Deputy Prime Minister and Minister for Infrastructure, Transport and Regional Development Michael McCormack said the crisis had shown how Australia relied upon the efficient movement of freight.
“The work our freight operators do keeps our shelves stocked and our local economies running,” he said.
“Streamlining the process for crossing borders will make life easier for our freight operators.”
Dalla Valle said that government had to be brought up to speed on the requirements of rail freight.
“For instance, in any given day, numerous train crews and support staff must cross state borders in light vehicles to meet interstate services or return to home base after a shift,” said Dalla Valle.
“For example, a train crew based in Broken Hill will regularly cross in South Australia by car to relieve another crew on the Trans-Australian Railway, and vice-versa. Similarly train crews in south western NSW often cross into northern Victoria by car to meet bulk grain services on the Murray Basin Rail network.”
These realities have led train crews to keep themselves isolated and follow strict hygiene practices. This has enabled rail to continue to move freight across borders and minimise the spread of COVID-19.
Inconsistency in the application of border controls for freight movements are creating delays and confusion for rail freight operators.
After the national cabinet endorsed a national protocol for freight movement over closed borders on July 24, which recommended that government agencies should consult with industry in relation to border controls, changes have occurred without consultation, said Australian Logistics Council (ALC) CEO Kirk Coningham.
“The lack of consultation directly contravenes the national protocol that all state and territories agreed to.”
Coningham said that a lack of consistency was creating confusion.
“It is especially concerning that some jurisdictions have now mandated negative COVID-19 test results for drivers coming from Victoria, yet Victorian authorities are explicitly discouraging anyone who is asymptomatic from obtaining a COVID-19 test,” he said.

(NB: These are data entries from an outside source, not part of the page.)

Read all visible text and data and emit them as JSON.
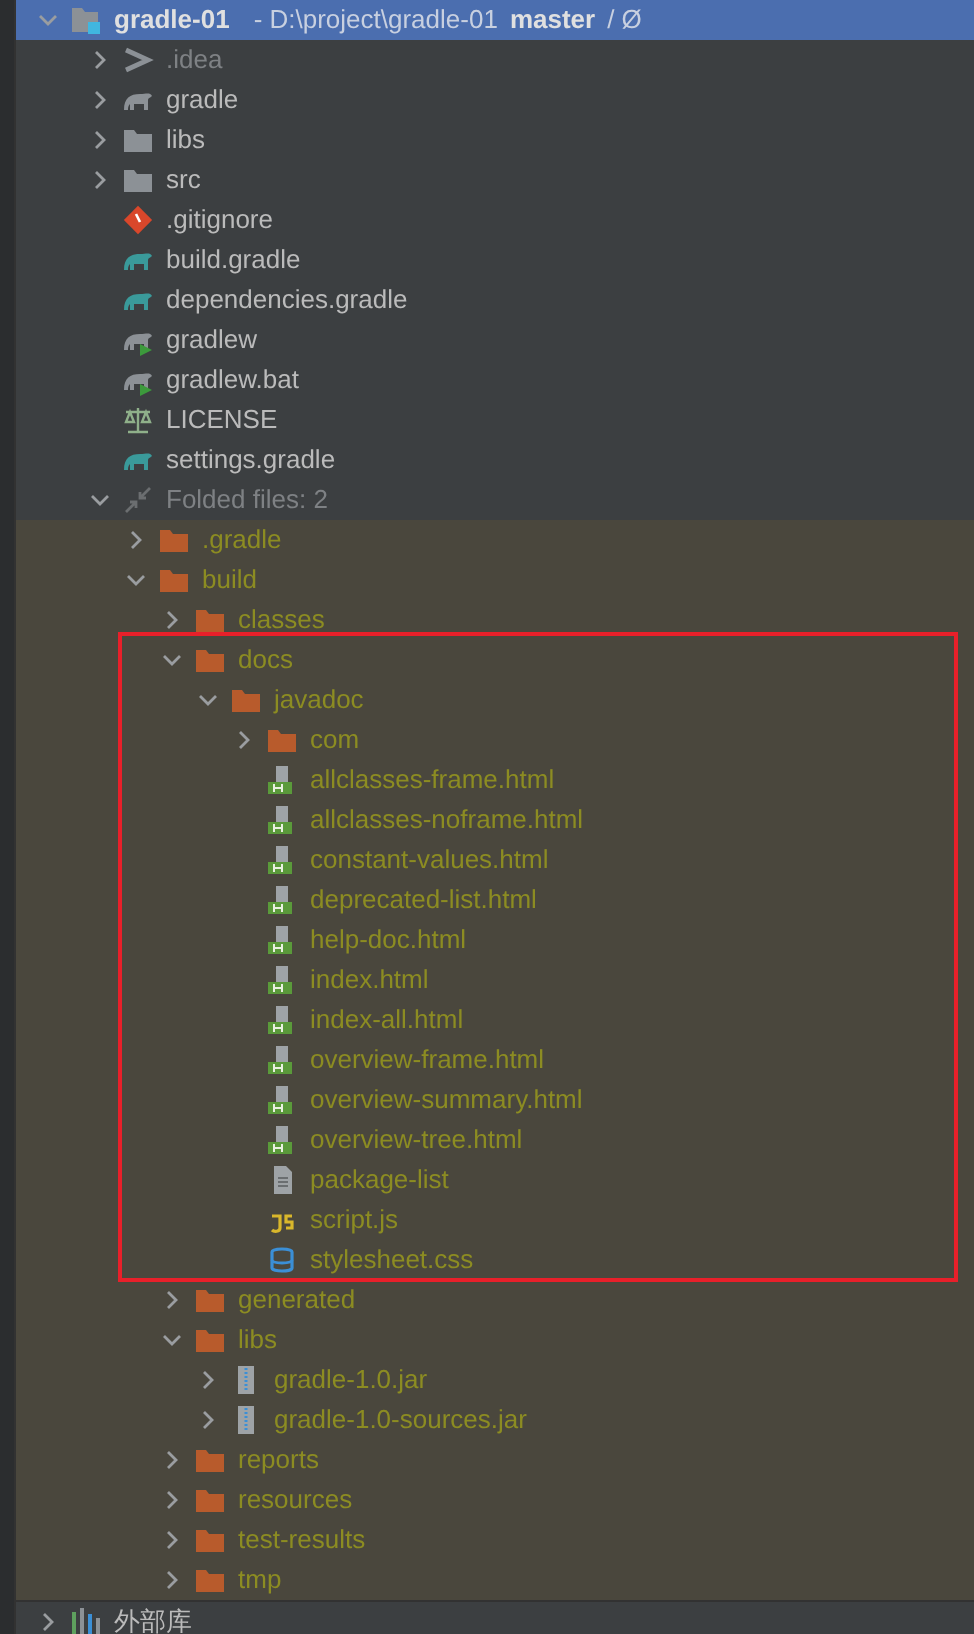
{
  "root": {
    "name": "gradle-01",
    "path": "- D:\\project\\gradle-01",
    "branch": "master",
    "suffix": "/ Ø",
    "expanded": true,
    "selected": true,
    "children": [
      {
        "name": ".idea",
        "kind": "idea",
        "expanded": false
      },
      {
        "name": "gradle",
        "kind": "gradle-folder",
        "expanded": false
      },
      {
        "name": "libs",
        "kind": "folder",
        "expanded": false
      },
      {
        "name": "src",
        "kind": "folder",
        "expanded": false
      },
      {
        "name": ".gitignore",
        "kind": "git"
      },
      {
        "name": "build.gradle",
        "kind": "gradle"
      },
      {
        "name": "dependencies.gradle",
        "kind": "gradle"
      },
      {
        "name": "gradlew",
        "kind": "gradlew"
      },
      {
        "name": "gradlew.bat",
        "kind": "gradlew"
      },
      {
        "name": "LICENSE",
        "kind": "license"
      },
      {
        "name": "settings.gradle",
        "kind": "gradle"
      },
      {
        "name": "Folded files: 2",
        "kind": "folded",
        "expanded": true,
        "excluded": true,
        "children": [
          {
            "name": ".gradle",
            "kind": "folder",
            "expanded": false
          },
          {
            "name": "build",
            "kind": "folder",
            "expanded": true,
            "children": [
              {
                "name": "classes",
                "kind": "folder",
                "expanded": false
              },
              {
                "name": "docs",
                "kind": "folder",
                "expanded": true,
                "highlighted": true,
                "children": [
                  {
                    "name": "javadoc",
                    "kind": "folder",
                    "expanded": true,
                    "children": [
                      {
                        "name": "com",
                        "kind": "folder",
                        "expanded": false
                      },
                      {
                        "name": "allclasses-frame.html",
                        "kind": "html"
                      },
                      {
                        "name": "allclasses-noframe.html",
                        "kind": "html"
                      },
                      {
                        "name": "constant-values.html",
                        "kind": "html"
                      },
                      {
                        "name": "deprecated-list.html",
                        "kind": "html"
                      },
                      {
                        "name": "help-doc.html",
                        "kind": "html"
                      },
                      {
                        "name": "index.html",
                        "kind": "html"
                      },
                      {
                        "name": "index-all.html",
                        "kind": "html"
                      },
                      {
                        "name": "overview-frame.html",
                        "kind": "html"
                      },
                      {
                        "name": "overview-summary.html",
                        "kind": "html"
                      },
                      {
                        "name": "overview-tree.html",
                        "kind": "html"
                      },
                      {
                        "name": "package-list",
                        "kind": "text"
                      },
                      {
                        "name": "script.js",
                        "kind": "js"
                      },
                      {
                        "name": "stylesheet.css",
                        "kind": "css"
                      }
                    ]
                  }
                ]
              },
              {
                "name": "generated",
                "kind": "folder",
                "expanded": false
              },
              {
                "name": "libs",
                "kind": "folder",
                "expanded": true,
                "children": [
                  {
                    "name": "gradle-1.0.jar",
                    "kind": "jar",
                    "expanded": false
                  },
                  {
                    "name": "gradle-1.0-sources.jar",
                    "kind": "jar",
                    "expanded": false
                  }
                ]
              },
              {
                "name": "reports",
                "kind": "folder",
                "expanded": false
              },
              {
                "name": "resources",
                "kind": "folder",
                "expanded": false
              },
              {
                "name": "test-results",
                "kind": "folder",
                "expanded": false
              },
              {
                "name": "tmp",
                "kind": "folder",
                "expanded": false
              }
            ]
          }
        ]
      }
    ]
  },
  "external": {
    "name": "外部库",
    "expanded": false
  }
}
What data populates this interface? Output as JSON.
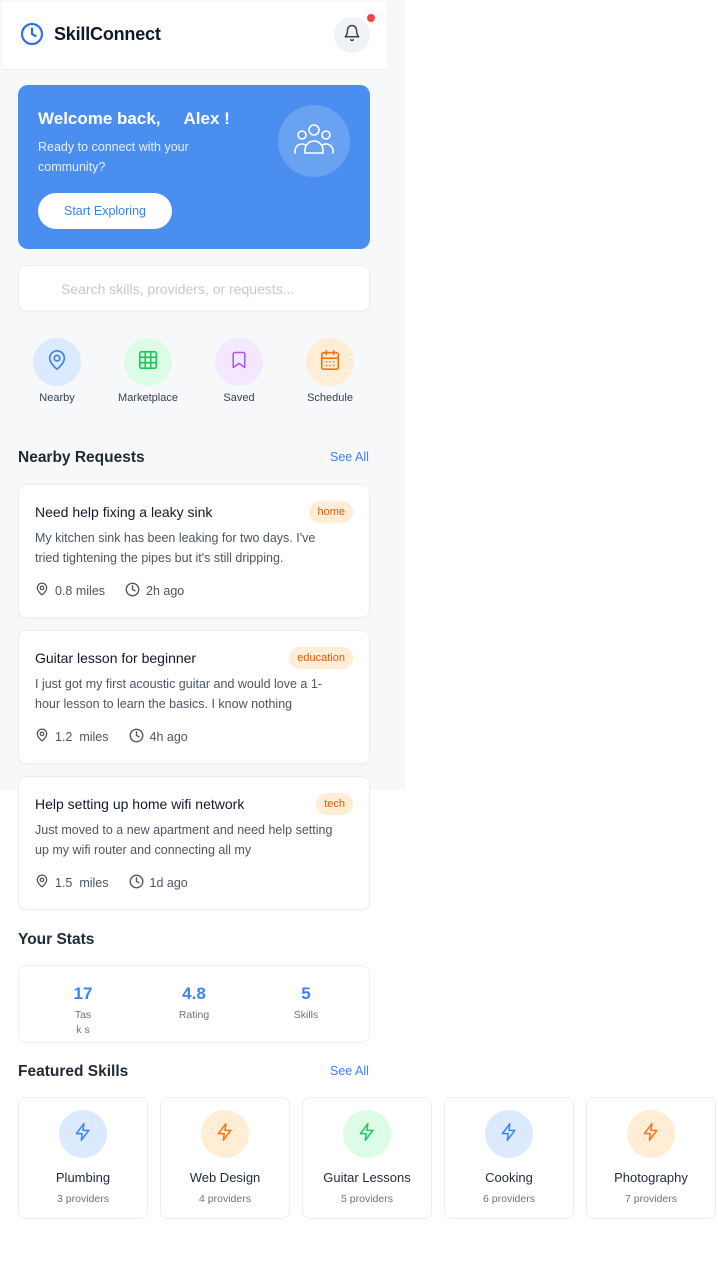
{
  "header": {
    "app_name": "SkillConnect"
  },
  "welcome": {
    "title": "Welcome back,     Alex !",
    "subtitle": "Ready to connect with your community?",
    "button": "Start Exploring"
  },
  "search": {
    "placeholder": "Search skills, providers, or requests..."
  },
  "quick_actions": [
    {
      "label": "Nearby",
      "icon": "map-pin-icon",
      "bg": "#dbeafe",
      "color": "#3b82f6"
    },
    {
      "label": "Marketplace",
      "icon": "grid-icon",
      "bg": "#dcfce7",
      "color": "#22c55e"
    },
    {
      "label": "Saved",
      "icon": "bookmark-icon",
      "bg": "#f3e8ff",
      "color": "#a855f7"
    },
    {
      "label": "Schedule",
      "icon": "calendar-icon",
      "bg": "#ffedd5",
      "color": "#f97316"
    }
  ],
  "nearby": {
    "title": "Nearby Requests",
    "see_all": "See All",
    "requests": [
      {
        "title": "Need help fixing a leaky sink",
        "tag": "home",
        "desc": "My kitchen sink has been leaking for two days. I've tried tightening the pipes but it's still dripping.",
        "distance": "0.8 miles",
        "time": "2h ago"
      },
      {
        "title": "Guitar lesson for beginner",
        "tag": "education",
        "desc": "I just got my first acoustic guitar and would love a 1-hour lesson to learn the basics. I know nothing",
        "distance": "1.2  miles",
        "time": "4h ago"
      },
      {
        "title": "Help setting up home wifi network",
        "tag": "tech",
        "desc": "Just moved to a new apartment and need help setting up my wifi router and connecting all my",
        "distance": "1.5  miles",
        "time": "1d ago"
      }
    ]
  },
  "stats": {
    "title": "Your Stats",
    "items": [
      {
        "value": "17",
        "label": "Task s"
      },
      {
        "value": "4.8",
        "label": "Rating"
      },
      {
        "value": "5",
        "label": "Skills"
      }
    ]
  },
  "featured": {
    "title": "Featured Skills",
    "see_all": "See All",
    "skills": [
      {
        "name": "Plumbing",
        "count": "3 providers",
        "bg": "#dbeafe",
        "color": "#3b82f6",
        "icon": "lightning-icon"
      },
      {
        "name": "Web Design",
        "count": "4 providers",
        "bg": "#ffedd5",
        "color": "#f97316",
        "icon": "lightning-icon"
      },
      {
        "name": "Guitar Lessons",
        "count": "5 providers",
        "bg": "#dcfce7",
        "color": "#22c55e",
        "icon": "lightning-icon"
      },
      {
        "name": "Cooking",
        "count": "6 providers",
        "bg": "#dbeafe",
        "color": "#3b82f6",
        "icon": "lightning-icon"
      },
      {
        "name": "Photography",
        "count": "7 providers",
        "bg": "#ffedd5",
        "color": "#f97316",
        "icon": "lightning-icon"
      }
    ]
  },
  "colors": {
    "accent": "#4a8ef0",
    "link": "#3b82f6",
    "tag_bg": "#ffedd5",
    "tag_text": "#ea580c"
  }
}
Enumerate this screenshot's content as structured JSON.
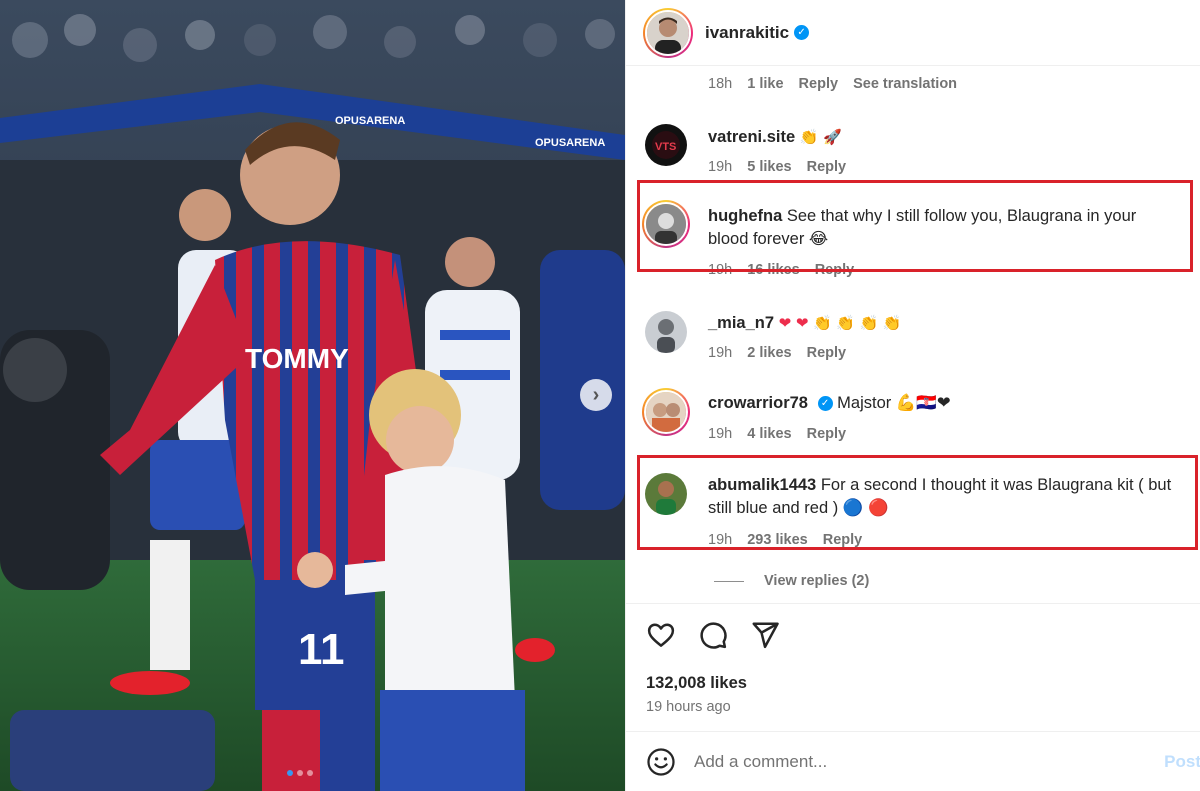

“This leaves freight vehicle drivers travelling interstate from Victoria in an impossible position of being unable to comply with the requirements of one government because of the instructions given by another.”
Currently, South Australia is requiring those providing commercial transport and freight services who travel from Victoria to have a COVID-19 test within the last seven days of crossing the border.
Australasian Railway Association (ARA) CEO Caroline Wilkie said that consistency was vital to enable the efficient operation of supply chains.
“Delays at the border or differing approaches across the country frustrate those efforts at a time when we rely on our rail freight network more than ever.”
The national protocol sets out that COVID-19 tests should be made available to rail crew, and that routine testing should be required for those planning on entering or leaving hot spots. States and territories should also provide pop-up testing facilities that do not add undue time to the journey.
Wilkie said that delays at the border can have a significant impact on freight operations.
“It is essential state and territory border restrictions account for the vitally important role of the rail freight sector and make sure operators have consistent protocols to follow as they travel across the country.”